Usually, writers are devoted readers. As a result, we develop a sense of what constitutes good or successful writing. Sometimes, however, it's difficult to verbalize what it is about a story that brought about these feelings. We know we like a piece. We know it worked. If asked what made these positive feelings occur, we might say the characters spoke to us, the language was lively...or touching...or frightening.
When trying to critique someone else's work, we often have the same issues. There are lots of "parts" to a successful manuscript. Over the years, the Write Sisters have learned that by working together we generally can find ways to strengthen our work because each of us tends to look for particular details. I, for example, am always looking for tension in a story. Kathy is very good at getting us to cut unnecessary words and write tight.
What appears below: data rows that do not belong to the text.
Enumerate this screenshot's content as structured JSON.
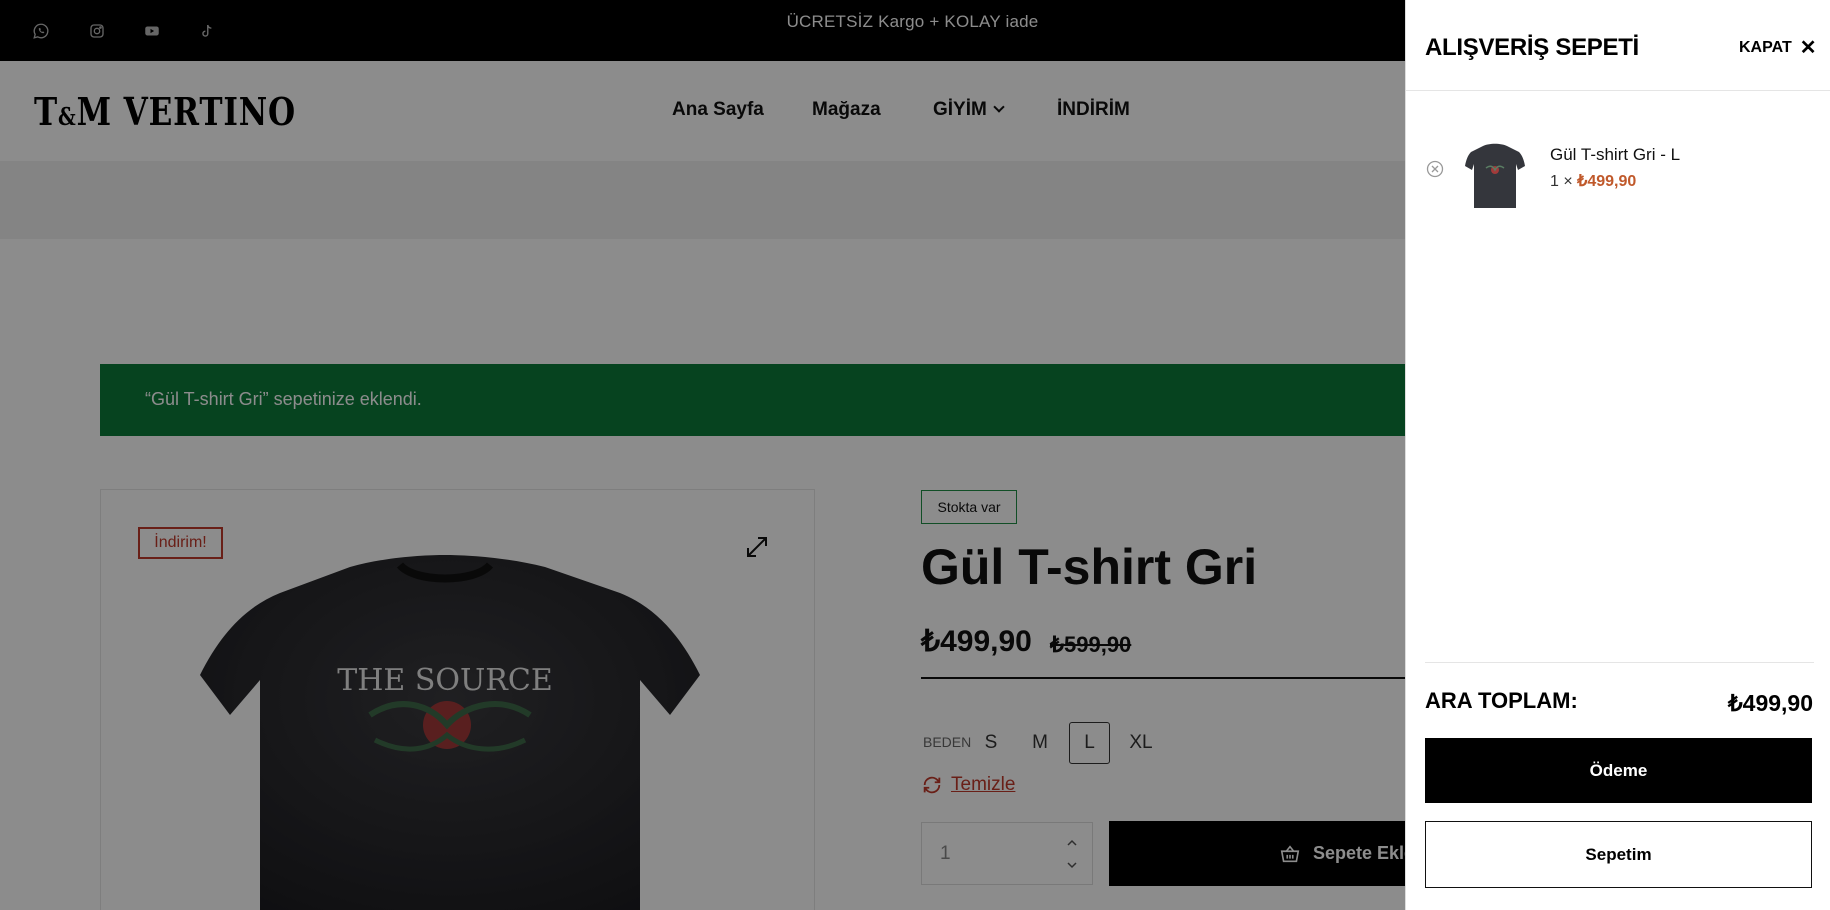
{
  "topbar": {
    "promo": "ÜCRETSİZ Kargo + KOLAY iade",
    "social_icons": [
      "whatsapp-icon",
      "instagram-icon",
      "youtube-icon",
      "tiktok-icon"
    ]
  },
  "header": {
    "logo_left": "T",
    "logo_amp": "&",
    "logo_right": "M VERTINO",
    "nav": [
      "Ana Sayfa",
      "Mağaza",
      "GİYİM",
      "İNDİRİM"
    ]
  },
  "notice": {
    "text": "“Gül T-shirt Gri” sepetinize eklendi."
  },
  "product": {
    "sale_badge": "İndirim!",
    "stock": "Stokta var",
    "title": "Gül T-shirt Gri",
    "price": "₺499,90",
    "old_price": "₺599,90",
    "print_text": "THE SOURCE",
    "size_label": "BEDEN",
    "sizes": [
      "S",
      "M",
      "L",
      "XL"
    ],
    "selected_size": "L",
    "clear_label": "Temizle",
    "quantity": "1",
    "add_to_cart": "Sepete Ekle"
  },
  "cart": {
    "title": "ALIŞVERİŞ SEPETİ",
    "close_label": "KAPAT",
    "item": {
      "name": "Gül T-shirt Gri - L",
      "qty_prefix": "1 ×",
      "price": "₺499,90"
    },
    "subtotal_label": "ARA TOPLAM:",
    "subtotal_value": "₺499,90",
    "checkout_label": "Ödeme",
    "view_cart_label": "Sepetim"
  },
  "colors": {
    "accent": "#c0392b",
    "success": "#0b7a3a",
    "overlay": "rgba(0,0,0,0.45)"
  }
}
After year together, we found that we heard each other's voices and critiques while new pieces were being written. We also found it helpful to collect a list of critiquing tips. It became a checklist for reviewing a work-in-progress:
1. Does the opening grab you?
2. Are you aware, early in the story, what the protagonist's problem is?
3. Is the voice correct? (First person, third person, omniscient?)
4. Is the plot clear? Does every sentence move the story?
5. Are the characters appealing and realistic? (Even villains should have a good side!)
6. Can you visualize the setting?
7. Does the writer show, not tell?
8. Is the point of view consistent?
9. Is the grammar appropriate to the story? Appropriate for the target audience?
10. Is the writing tight?
11. Is the story chronological?
12. Are there too many confusing flashbacks?
13. Are the characters well-developed and clearly individuals?
14. Are the characters well-named? (not, e.g. James, Jane, Janice, etc.)
15. Is the language appropriate (not too much slang, dialect, etc.)
16. Are the descriptions too long?
17. Is there white space? (Varied paragraph lengths, dialogue, etc.)
18. Are the page-turns appropriate?
19. Is there tension? A climax?
20. Does the ending work?
21. Is there a market for the story?
Take any story you've written and go through the checklist. I guarantee you'll make improvements.